■ Available data:

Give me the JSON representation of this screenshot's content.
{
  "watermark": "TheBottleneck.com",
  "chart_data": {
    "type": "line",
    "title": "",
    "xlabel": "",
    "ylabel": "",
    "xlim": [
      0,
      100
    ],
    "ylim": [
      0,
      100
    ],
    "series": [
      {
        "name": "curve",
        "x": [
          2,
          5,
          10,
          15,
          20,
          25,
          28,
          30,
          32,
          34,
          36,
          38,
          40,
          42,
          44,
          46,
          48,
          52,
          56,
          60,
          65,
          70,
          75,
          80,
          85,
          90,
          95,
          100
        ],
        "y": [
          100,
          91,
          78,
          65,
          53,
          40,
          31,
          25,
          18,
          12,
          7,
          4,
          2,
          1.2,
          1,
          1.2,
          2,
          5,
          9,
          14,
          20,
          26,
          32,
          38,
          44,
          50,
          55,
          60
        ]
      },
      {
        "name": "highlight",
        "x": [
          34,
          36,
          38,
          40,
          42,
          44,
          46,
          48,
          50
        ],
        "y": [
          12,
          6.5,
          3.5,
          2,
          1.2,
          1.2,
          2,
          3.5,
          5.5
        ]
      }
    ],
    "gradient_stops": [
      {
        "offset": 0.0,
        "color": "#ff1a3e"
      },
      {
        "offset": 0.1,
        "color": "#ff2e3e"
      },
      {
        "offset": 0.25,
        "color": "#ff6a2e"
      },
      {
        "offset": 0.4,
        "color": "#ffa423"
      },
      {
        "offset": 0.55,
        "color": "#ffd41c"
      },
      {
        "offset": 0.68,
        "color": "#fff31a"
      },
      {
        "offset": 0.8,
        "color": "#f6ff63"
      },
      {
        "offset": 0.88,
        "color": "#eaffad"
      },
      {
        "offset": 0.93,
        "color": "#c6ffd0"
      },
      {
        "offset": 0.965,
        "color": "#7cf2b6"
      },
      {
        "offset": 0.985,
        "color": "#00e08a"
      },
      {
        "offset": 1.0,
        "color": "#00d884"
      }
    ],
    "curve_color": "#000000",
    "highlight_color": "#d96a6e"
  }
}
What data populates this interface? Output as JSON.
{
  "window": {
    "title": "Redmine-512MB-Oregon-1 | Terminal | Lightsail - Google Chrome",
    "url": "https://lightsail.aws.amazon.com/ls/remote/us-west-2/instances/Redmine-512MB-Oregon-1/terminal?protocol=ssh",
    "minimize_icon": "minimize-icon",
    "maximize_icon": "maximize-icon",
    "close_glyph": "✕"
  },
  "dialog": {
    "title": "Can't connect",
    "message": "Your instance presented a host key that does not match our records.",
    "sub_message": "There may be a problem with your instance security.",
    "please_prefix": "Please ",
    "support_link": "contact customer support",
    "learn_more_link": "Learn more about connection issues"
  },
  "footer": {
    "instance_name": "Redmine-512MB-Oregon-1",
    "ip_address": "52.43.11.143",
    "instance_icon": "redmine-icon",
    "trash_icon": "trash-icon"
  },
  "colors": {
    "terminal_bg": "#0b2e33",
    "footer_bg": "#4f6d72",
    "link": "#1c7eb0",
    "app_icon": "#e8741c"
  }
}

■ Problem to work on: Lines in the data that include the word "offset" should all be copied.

■ Result of this exercise:
        "offset": 0.0,
        "offset": 0.1,
        "offset": 0.25,
        "offset": 0.4,
        "offset": 0.55,
        "offset": 0.68,
        "offset": 0.8,
        "offset": 0.88,
        "offset": 0.93,
        "offset": 0.965,
        "offset": 0.985,
        "offset": 1.0,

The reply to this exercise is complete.